#### [PROBLEM REQUIREMENTS]
Report each line from the records where the string "this" turns up.

**** DATASET RECORDS

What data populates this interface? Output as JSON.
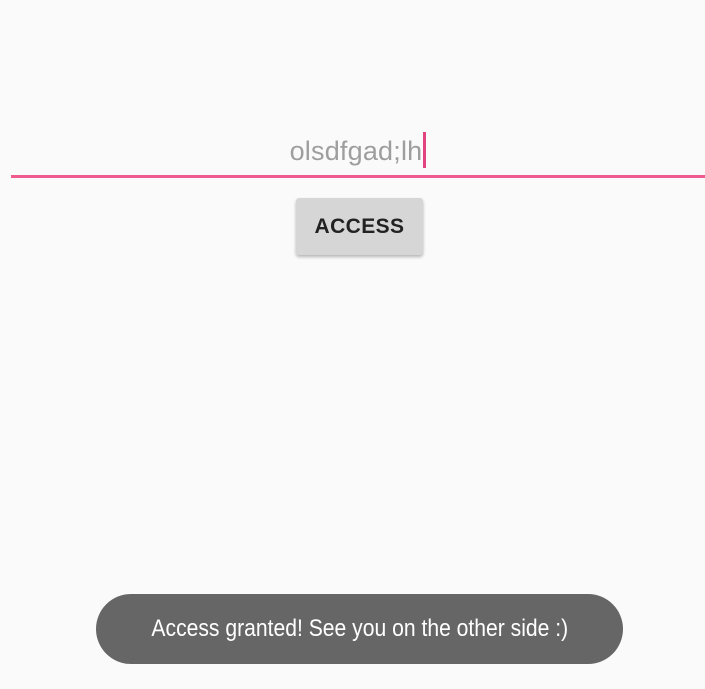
{
  "form": {
    "input_value": "olsdfgad;lh",
    "button_label": "ACCESS"
  },
  "toast": {
    "message": "Access granted! See you on the other side :)"
  },
  "colors": {
    "background": "#fafafa",
    "accent": "#ef5b8f",
    "button": "#d6d6d6",
    "toast": "#666666"
  }
}
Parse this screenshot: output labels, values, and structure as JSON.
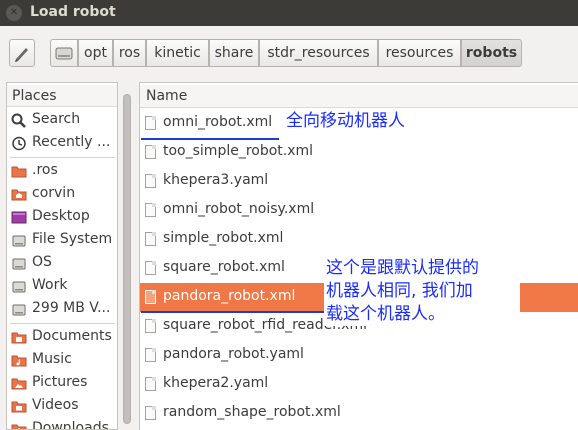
{
  "window": {
    "title": "Load robot"
  },
  "toolbar": {
    "breadcrumbs": [
      "opt",
      "ros",
      "kinetic",
      "share",
      "stdr_resources",
      "resources",
      "robots"
    ]
  },
  "sidebar": {
    "header": "Places",
    "items": [
      {
        "label": "Search",
        "icon": "search-icon"
      },
      {
        "label": "Recently ...",
        "icon": "recent-icon"
      },
      {
        "label": ".ros",
        "icon": "folder-icon"
      },
      {
        "label": "corvin",
        "icon": "home-folder-icon"
      },
      {
        "label": "Desktop",
        "icon": "desktop-icon"
      },
      {
        "label": "File System",
        "icon": "drive-icon"
      },
      {
        "label": "OS",
        "icon": "drive-icon"
      },
      {
        "label": "Work",
        "icon": "drive-icon"
      },
      {
        "label": "299 MB V...",
        "icon": "drive-icon"
      },
      {
        "label": "Documents",
        "icon": "documents-folder-icon"
      },
      {
        "label": "Music",
        "icon": "music-folder-icon"
      },
      {
        "label": "Pictures",
        "icon": "pictures-folder-icon"
      },
      {
        "label": "Videos",
        "icon": "videos-folder-icon"
      },
      {
        "label": "Downloads",
        "icon": "downloads-folder-icon"
      }
    ]
  },
  "filelist": {
    "header": "Name",
    "files": [
      "omni_robot.xml",
      "too_simple_robot.xml",
      "khepera3.yaml",
      "omni_robot_noisy.xml",
      "simple_robot.xml",
      "square_robot.xml",
      "pandora_robot.xml",
      "square_robot_rfid_reader.xml",
      "pandora_robot.yaml",
      "khepera2.yaml",
      "random_shape_robot.xml"
    ],
    "selected": "pandora_robot.xml"
  },
  "annotations": {
    "note1": "全向移动机器人",
    "note2_line1": "这个是跟默认提供的",
    "note2_line2": "机器人相同, 我们加",
    "note2_line3": "载这个机器人。"
  },
  "colors": {
    "titlebar": "#3c3b37",
    "selection": "#f07746",
    "annotation_text": "#1a2cff"
  }
}
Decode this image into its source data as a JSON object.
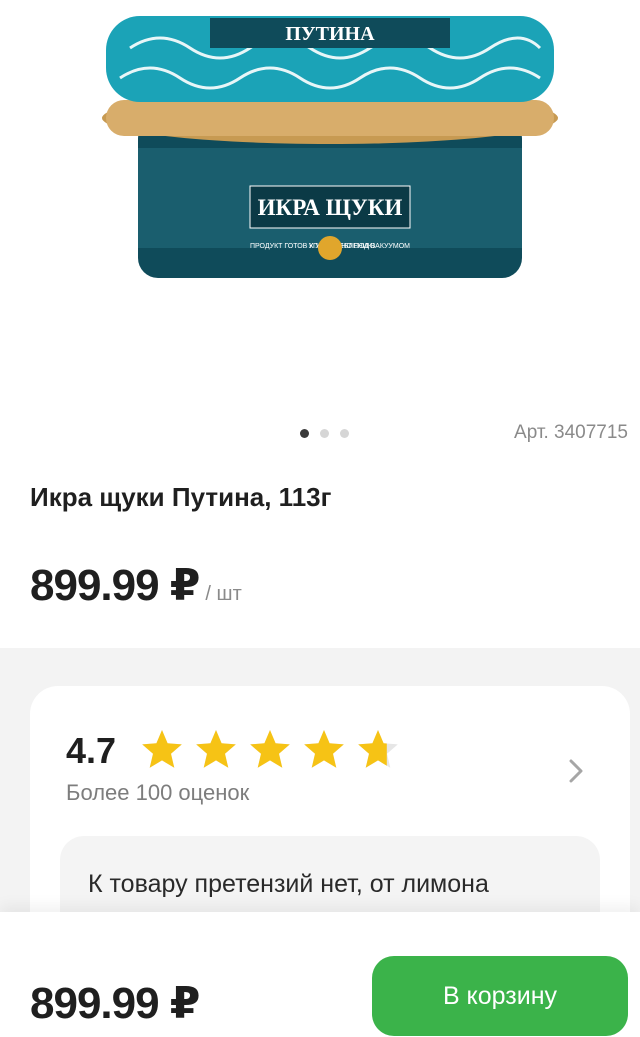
{
  "product": {
    "image_alt_icon": "caviar-jar-image",
    "label_brand": "ПУТИНА",
    "label_title": "ИКРА ЩУКИ",
    "label_left": "ПРОДУКТ ГОТОВ К УПОТРЕБЛЕНИЮ",
    "label_right": "УПАКОВАНО ПОД ВАКУУМОМ",
    "article": "Арт. 3407715",
    "title": "Икра щуки Путина, 113г",
    "price": "899.99 ₽",
    "unit": "/ шт",
    "gallery_dots": 3,
    "gallery_active": 0
  },
  "rating": {
    "value": "4.7",
    "stars_filled": 4.7,
    "stars_max": 5,
    "count_label": "Более 100 оценок",
    "star_color": "#f6c315",
    "chevron_icon": "chevron-right-icon"
  },
  "review": {
    "text": "К товару претензий нет, от лимона"
  },
  "bottom_bar": {
    "price": "899.99 ₽",
    "cart_label": "В корзину",
    "cart_color": "#3bb34a"
  }
}
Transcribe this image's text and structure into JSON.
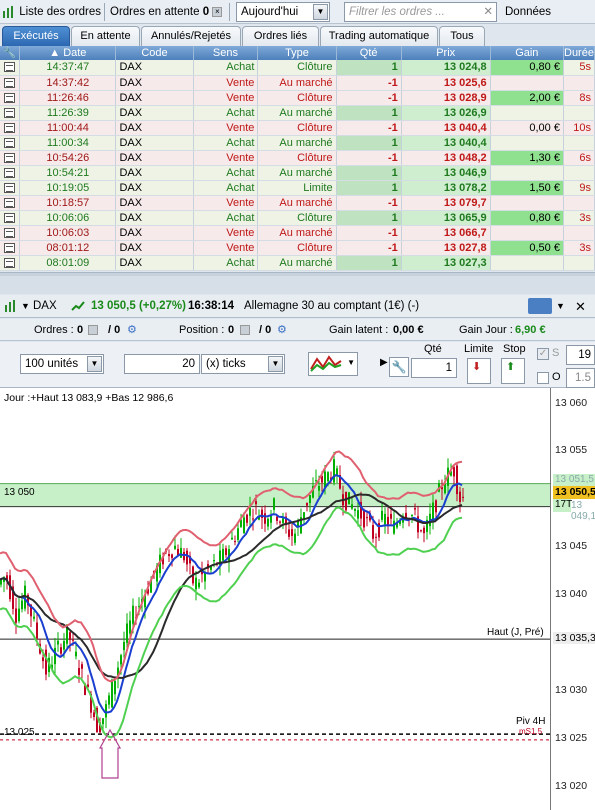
{
  "topbar": {
    "orders_list": "Liste des ordres",
    "pending_label": "Ordres en attente",
    "pending_count": "0",
    "period": "Aujourd'hui",
    "filter_placeholder": "Filtrer les ordres ...",
    "data_label": "Données"
  },
  "tabs": [
    "Exécutés",
    "En attente",
    "Annulés/Rejetés",
    "Ordres liés",
    "Trading automatique",
    "Tous"
  ],
  "table": {
    "headers": [
      "Date",
      "Code",
      "Sens",
      "Type",
      "Qté",
      "Prix",
      "Gain",
      "Durée"
    ],
    "rows": [
      {
        "time": "14:37:47",
        "code": "DAX",
        "dir": "Achat",
        "type": "Clôture",
        "qty": "1",
        "price": "13 024,8",
        "gain": "0,80 €",
        "dur": "5s",
        "side": "buy"
      },
      {
        "time": "14:37:42",
        "code": "DAX",
        "dir": "Vente",
        "type": "Au marché",
        "qty": "-1",
        "price": "13 025,6",
        "gain": "",
        "dur": "",
        "side": "sell"
      },
      {
        "time": "11:26:46",
        "code": "DAX",
        "dir": "Vente",
        "type": "Clôture",
        "qty": "-1",
        "price": "13 028,9",
        "gain": "2,00 €",
        "dur": "8s",
        "side": "sell"
      },
      {
        "time": "11:26:39",
        "code": "DAX",
        "dir": "Achat",
        "type": "Au marché",
        "qty": "1",
        "price": "13 026,9",
        "gain": "",
        "dur": "",
        "side": "buy"
      },
      {
        "time": "11:00:44",
        "code": "DAX",
        "dir": "Vente",
        "type": "Clôture",
        "qty": "-1",
        "price": "13 040,4",
        "gain": "0,00 €",
        "dur": "10s",
        "side": "sell"
      },
      {
        "time": "11:00:34",
        "code": "DAX",
        "dir": "Achat",
        "type": "Au marché",
        "qty": "1",
        "price": "13 040,4",
        "gain": "",
        "dur": "",
        "side": "buy"
      },
      {
        "time": "10:54:26",
        "code": "DAX",
        "dir": "Vente",
        "type": "Clôture",
        "qty": "-1",
        "price": "13 048,2",
        "gain": "1,30 €",
        "dur": "6s",
        "side": "sell"
      },
      {
        "time": "10:54:21",
        "code": "DAX",
        "dir": "Achat",
        "type": "Au marché",
        "qty": "1",
        "price": "13 046,9",
        "gain": "",
        "dur": "",
        "side": "buy"
      },
      {
        "time": "10:19:05",
        "code": "DAX",
        "dir": "Achat",
        "type": "Limite",
        "qty": "1",
        "price": "13 078,2",
        "gain": "1,50 €",
        "dur": "9s",
        "side": "buy"
      },
      {
        "time": "10:18:57",
        "code": "DAX",
        "dir": "Vente",
        "type": "Au marché",
        "qty": "-1",
        "price": "13 079,7",
        "gain": "",
        "dur": "",
        "side": "sell"
      },
      {
        "time": "10:06:06",
        "code": "DAX",
        "dir": "Achat",
        "type": "Clôture",
        "qty": "1",
        "price": "13 065,9",
        "gain": "0,80 €",
        "dur": "3s",
        "side": "buy"
      },
      {
        "time": "10:06:03",
        "code": "DAX",
        "dir": "Vente",
        "type": "Au marché",
        "qty": "-1",
        "price": "13 066,7",
        "gain": "",
        "dur": "",
        "side": "sell"
      },
      {
        "time": "08:01:12",
        "code": "DAX",
        "dir": "Vente",
        "type": "Clôture",
        "qty": "-1",
        "price": "13 027,8",
        "gain": "0,50 €",
        "dur": "3s",
        "side": "sell"
      },
      {
        "time": "08:01:09",
        "code": "DAX",
        "dir": "Achat",
        "type": "Au marché",
        "qty": "1",
        "price": "13 027,3",
        "gain": "",
        "dur": "",
        "side": "buy"
      }
    ]
  },
  "instrument": {
    "name": "DAX",
    "price_change": "13 050,5 (+0,27%)",
    "time": "16:38:14",
    "desc": "Allemagne 30 au comptant (1€) (-)"
  },
  "info": {
    "orders_label": "Ordres :",
    "orders_val": "0",
    "orders_val2": "/ 0",
    "position_label": "Position :",
    "position_val": "0",
    "position_val2": "/ 0",
    "latent_label": "Gain latent :",
    "latent_val": "0,00 €",
    "day_label": "Gain Jour :",
    "day_val": "6,90 €"
  },
  "toolbar": {
    "units": "100 unités",
    "ticks_val": "20",
    "ticks_unit": "(x) ticks",
    "qty_label": "Qté",
    "qty_val": "1",
    "limit_label": "Limite",
    "stop_label": "Stop",
    "s_label": "S",
    "s_val": "19",
    "o_label": "O",
    "o_val": "1.5"
  },
  "chart": {
    "header": "Jour :+Haut 13 083,9 +Bas 12 986,6",
    "price_labels": [
      "13 060",
      "13 055",
      "13 050",
      "13 045",
      "13 040",
      "13 035",
      "13 030",
      "13 025",
      "13 020"
    ],
    "last_price": "13 050,5",
    "band_upper": "13 051,5",
    "band_lower": "13 049,1",
    "timer": "17T",
    "level_13050": "13 050",
    "haut_label": "Haut (J, Pré)",
    "haut_val": "13 035,3",
    "piv_label": "Piv 4H",
    "piv_sub": "mS1,5",
    "level_13025": "13 025",
    "colors": {
      "up": "#00b000",
      "down": "#c00020",
      "ma_blue": "#1a3fd0",
      "ma_dark": "#2a2a2a",
      "st_red": "#e06070",
      "st_green": "#50d050"
    }
  }
}
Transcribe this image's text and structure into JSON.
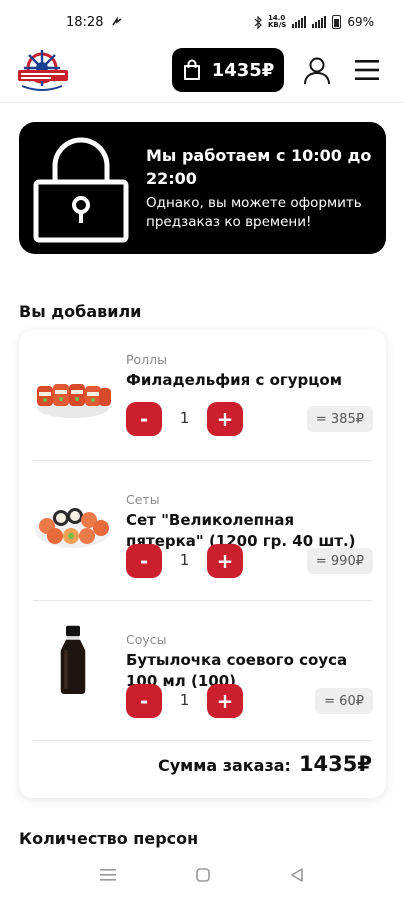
{
  "status_bar": {
    "time": "18:28",
    "battery": "69%",
    "network_speed": "14.0\nKB/S"
  },
  "header": {
    "logo_icon": "ship-wheel-logo-icon",
    "cart_total": "1435₽",
    "cart_icon": "shopping-bag-icon",
    "profile_icon": "user-icon",
    "menu_icon": "hamburger-menu-icon"
  },
  "banner": {
    "icon": "padlock-icon",
    "title": "Мы работаем с 10:00 до 22:00",
    "subtitle": "Однако, вы можете оформить предзаказ ко времени!"
  },
  "cart": {
    "title": "Вы добавили",
    "items": [
      {
        "category": "Роллы",
        "name": "Филадельфия с огурцом",
        "quantity": "1",
        "price": "= 385₽",
        "minus_label": "-",
        "plus_label": "+"
      },
      {
        "category": "Сеты",
        "name": "Сет \"Великолепная пятерка\" (1200 гр. 40 шт.)",
        "quantity": "1",
        "price": "= 990₽",
        "minus_label": "-",
        "plus_label": "+"
      },
      {
        "category": "Соусы",
        "name": "Бутылочка соевого соуса 100 мл (100)",
        "quantity": "1",
        "price": "= 60₽",
        "minus_label": "-",
        "plus_label": "+"
      }
    ],
    "total_label": "Сумма заказа:",
    "total_value": "1435₽"
  },
  "persons": {
    "title": "Количество персон"
  },
  "colors": {
    "accent_red": "#cc1f2e",
    "black": "#000000",
    "price_bg": "#eeeeee"
  }
}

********

#### [SOLUTION]
What data populates this interface? Output as JSON.
Parse this screenshot: output labels, values, and structure as JSON.
Decode this image into its source data as a JSON object.
Transcribe this image's text and structure into JSON.
Transcribe this image's text and structure into JSON.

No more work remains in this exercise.